“The Commission is able to reconsider, and if it considers it appropriate to do so, revise opinions previously issued by it. It might do so, for example, if the applicable law were to change or if a relevant statute or authority had not previously come to its attention. It does not consider that there is any need to revise or withdraw the advice referred to in the question”,
and on the grounds on which the Legal Advisory Commission decides whether or not to ‘star’ its opinions for publication:
“The Commission considers a number of factors. They include whether the opinion is intended to be for the general assistance of members of the Church of England or has been produced at the request of a particular body to address a particular point that is of concern to that body. It is the Commission’s policy not to engage publicly in disputed questions, as its role is to give ‘authoritative and entirely independent legal opinions’. Its decision whether to star an opinion for publication will take account of that policy.”
Centre for Asian Legal Studies

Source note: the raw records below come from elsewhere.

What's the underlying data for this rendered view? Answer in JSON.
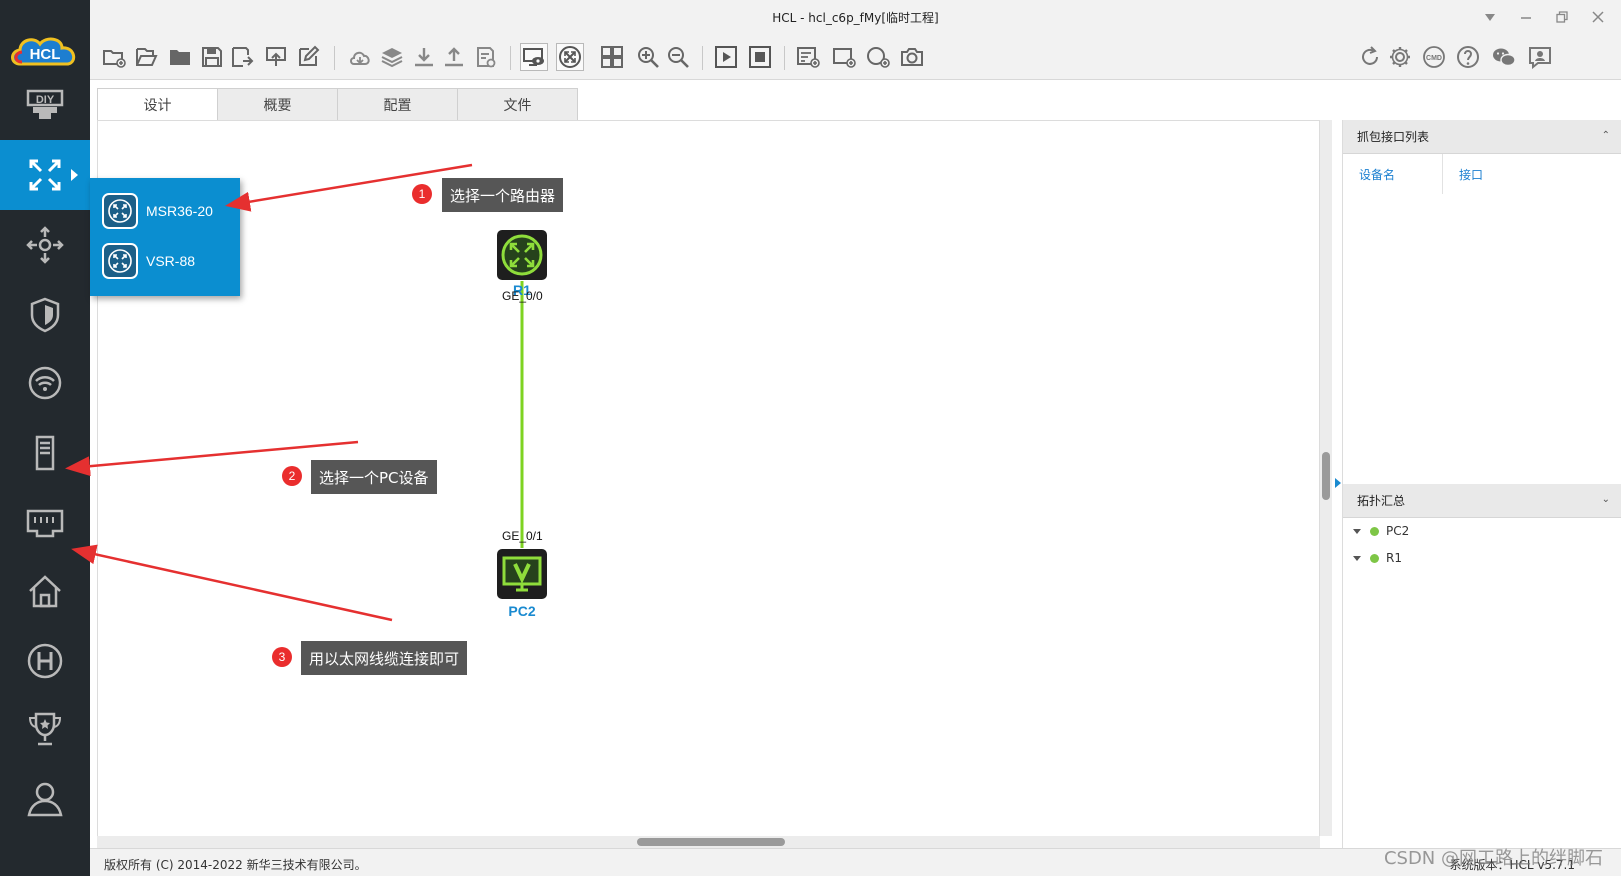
{
  "window": {
    "title": "HCL - hcl_c6p_fMy[临时工程]"
  },
  "tabs": [
    {
      "label": "设计",
      "active": true
    },
    {
      "label": "概要",
      "active": false
    },
    {
      "label": "配置",
      "active": false
    },
    {
      "label": "文件",
      "active": false
    }
  ],
  "sidebar": {
    "logo_text": "HCL",
    "items": [
      {
        "icon": "diy-icon"
      },
      {
        "icon": "router-icon",
        "active": true
      },
      {
        "icon": "switch-icon"
      },
      {
        "icon": "firewall-icon"
      },
      {
        "icon": "wireless-icon"
      },
      {
        "icon": "pc-icon"
      },
      {
        "icon": "ethernet-cable-icon"
      },
      {
        "icon": "home-icon"
      },
      {
        "icon": "h-logo-icon"
      },
      {
        "icon": "trophy-icon"
      },
      {
        "icon": "user-icon"
      }
    ]
  },
  "popup": {
    "items": [
      {
        "label": "MSR36-20"
      },
      {
        "label": "VSR-88"
      }
    ]
  },
  "topology": {
    "nodes": [
      {
        "name": "R1",
        "type": "router"
      },
      {
        "name": "PC2",
        "type": "pc"
      }
    ],
    "link": {
      "port_a": "GE_0/0",
      "port_b": "GE_0/1",
      "color": "#7ed321"
    }
  },
  "annotations": [
    {
      "num": "1",
      "text": "选择一个路由器"
    },
    {
      "num": "2",
      "text": "选择一个PC设备"
    },
    {
      "num": "3",
      "text": "用以太网线缆连接即可"
    }
  ],
  "right_panel": {
    "capture": {
      "title": "抓包接口列表",
      "col_device": "设备名",
      "col_interface": "接口"
    },
    "topo_summary": {
      "title": "拓扑汇总",
      "items": [
        "PC2",
        "R1"
      ]
    }
  },
  "status": {
    "copyright": "版权所有 (C) 2014-2022 新华三技术有限公司。",
    "version": "系统版本：HCL v5.7.1"
  },
  "watermark": "CSDN @网工路上的绊脚石",
  "colors": {
    "accent": "#0b8ed0",
    "sidebar": "#23292e",
    "link": "#7ed321",
    "annotation_arrow": "#e53030"
  }
}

The Centre for Asian Legal Studies is holding a Virtual Roundtable based on the Routledge Handbook of Freedom of Religion or Belief, Silvio Ferrari, Mark Hill QC, Arif A Jamal and Rossella Bottoni (eds). The Handbook seeks to widen our knowledge of the right to freedom of religion or belief in different cultural and legal systems. It presents an analysis of the politics of freedom of religion and studies the new relevance of freedom of religion worldwide and the role that freedom of religion can play in managing religious and cultural diversity in society.
The Roundtable via Zoom will be held on Friday 30 July 2021 at 15:30 SGT/08:30 BST. Register here: https://bit.ly/35W5Ivh.Panel of Commentators:

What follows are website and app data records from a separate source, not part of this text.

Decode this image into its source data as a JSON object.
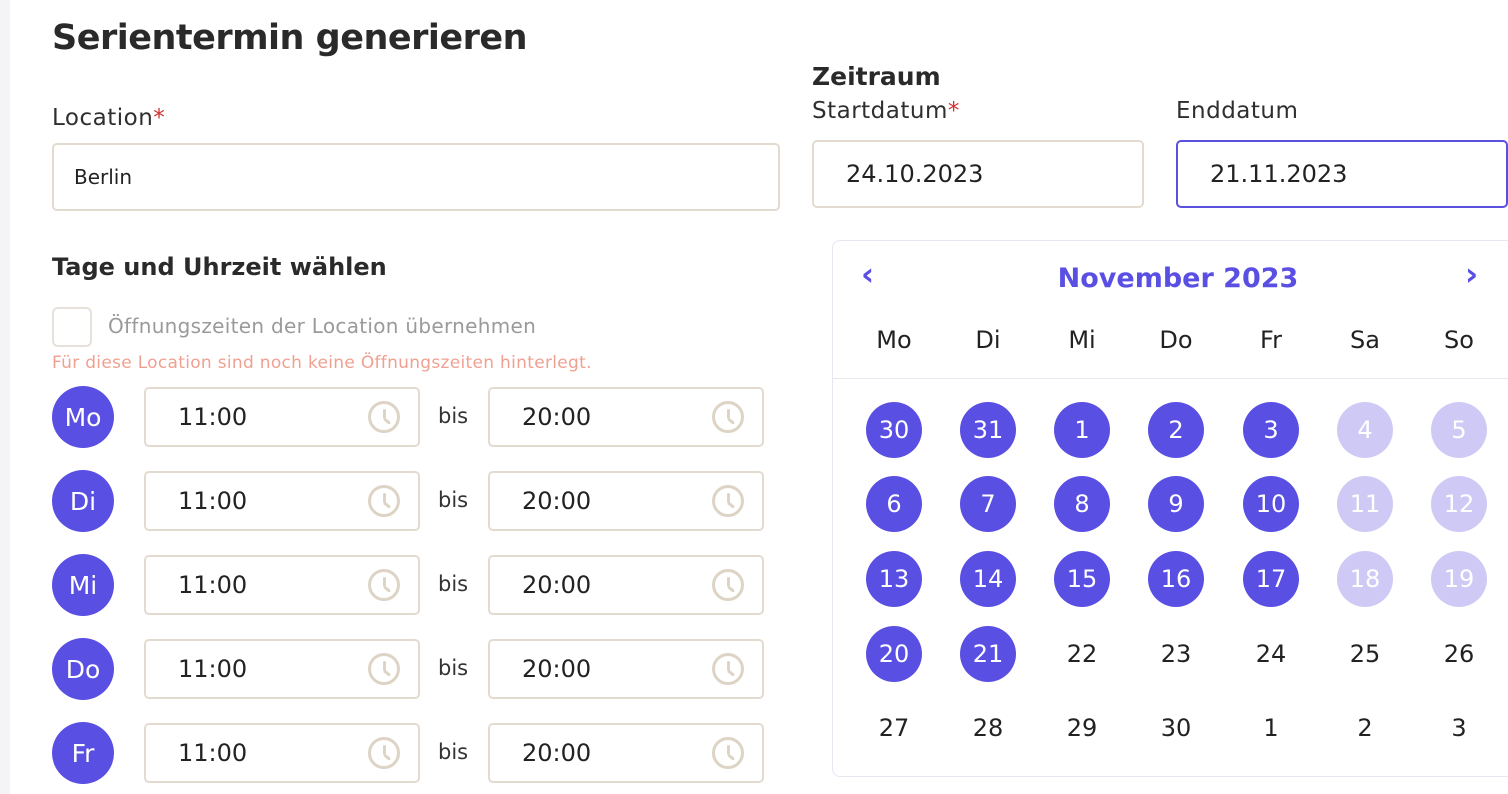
{
  "title": "Serientermin generieren",
  "location": {
    "label": "Location",
    "required_mark": "*",
    "value": "Berlin"
  },
  "zeitraum": {
    "title": "Zeitraum",
    "start_label": "Startdatum",
    "start_required_mark": "*",
    "start_value": "24.10.2023",
    "end_label": "Enddatum",
    "end_value": "21.11.2023"
  },
  "times_section": {
    "title": "Tage und Uhrzeit wählen",
    "checkbox_label": "Öffnungszeiten der Location übernehmen",
    "checkbox_checked": false,
    "warning": "Für diese Location sind noch keine Öffnungszeiten hinterlegt.",
    "bis_label": "bis",
    "rows": [
      {
        "day": "Mo",
        "from": "11:00",
        "to": "20:00"
      },
      {
        "day": "Di",
        "from": "11:00",
        "to": "20:00"
      },
      {
        "day": "Mi",
        "from": "11:00",
        "to": "20:00"
      },
      {
        "day": "Do",
        "from": "11:00",
        "to": "20:00"
      },
      {
        "day": "Fr",
        "from": "11:00",
        "to": "20:00"
      }
    ]
  },
  "calendar": {
    "month_title": "November 2023",
    "prev_icon": "chevron-left-icon",
    "next_icon": "chevron-right-icon",
    "weekdays": [
      "Mo",
      "Di",
      "Mi",
      "Do",
      "Fr",
      "Sa",
      "So"
    ],
    "weeks": [
      [
        {
          "d": "30",
          "s": "sel"
        },
        {
          "d": "31",
          "s": "sel"
        },
        {
          "d": "1",
          "s": "sel"
        },
        {
          "d": "2",
          "s": "sel"
        },
        {
          "d": "3",
          "s": "sel"
        },
        {
          "d": "4",
          "s": "dim"
        },
        {
          "d": "5",
          "s": "dim"
        }
      ],
      [
        {
          "d": "6",
          "s": "sel"
        },
        {
          "d": "7",
          "s": "sel"
        },
        {
          "d": "8",
          "s": "sel"
        },
        {
          "d": "9",
          "s": "sel"
        },
        {
          "d": "10",
          "s": "sel"
        },
        {
          "d": "11",
          "s": "dim"
        },
        {
          "d": "12",
          "s": "dim"
        }
      ],
      [
        {
          "d": "13",
          "s": "sel"
        },
        {
          "d": "14",
          "s": "sel"
        },
        {
          "d": "15",
          "s": "sel"
        },
        {
          "d": "16",
          "s": "sel"
        },
        {
          "d": "17",
          "s": "sel"
        },
        {
          "d": "18",
          "s": "dim"
        },
        {
          "d": "19",
          "s": "dim"
        }
      ],
      [
        {
          "d": "20",
          "s": "sel"
        },
        {
          "d": "21",
          "s": "sel"
        },
        {
          "d": "22",
          "s": ""
        },
        {
          "d": "23",
          "s": ""
        },
        {
          "d": "24",
          "s": ""
        },
        {
          "d": "25",
          "s": ""
        },
        {
          "d": "26",
          "s": ""
        }
      ],
      [
        {
          "d": "27",
          "s": ""
        },
        {
          "d": "28",
          "s": ""
        },
        {
          "d": "29",
          "s": ""
        },
        {
          "d": "30",
          "s": ""
        },
        {
          "d": "1",
          "s": ""
        },
        {
          "d": "2",
          "s": ""
        },
        {
          "d": "3",
          "s": ""
        }
      ]
    ]
  },
  "colors": {
    "accent": "#5a4fe3",
    "accent_light": "#cfcaf5",
    "border": "#e3dbcf",
    "required": "#d3312f",
    "warning": "#f0a091"
  }
}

- Prof Ann Black, University of Queensland – Moderator
- Prof Melissa Crouch, University of New South Wales
- Dr Nadirsyah Hosen, Monash University.
This Roundtable is organised by the Centre for Asian Legal Studies (NUS Faculty of Law). The Virtual Roundtables on Asian Law is an online series by the Centre for Asian Legal Studies (CALS). It brings together legal experts to share critical perspectives on topical issues on the law in Asia. This series is open to academics, public officers, members of civil society, and legal practitioners from anywhere in the world who are interested in gaining a deeper knowledge of Asian approaches to various legal issues.
- Hannah Shewan Stevens, EachOther: The UK has seen an increase in anti-Semitic hate crime.
- Zaki Cooper, Jewish Chronicle: Federation Beth Din has shamed itself over gets: “Far from seeking a pragmatic solution, they appear to have taken a bad situation — the fact that such a concept as chained wives still exists in Judaism — and decided to make it worse.” For the background, see Rabbis under fire for rejecting law aimed at protecting ‘chained’ women.
- Rob Vischer, Mirror of Justice: Bill Cosby’s release and the rule of law: on why the rule of law matters (as if you needed telling).
- Amy Wren & Rosanna Gregory, Farrer & Co: Balancing conflicting protected characteristics: the recent case of Forstater and gender-critical beliefs.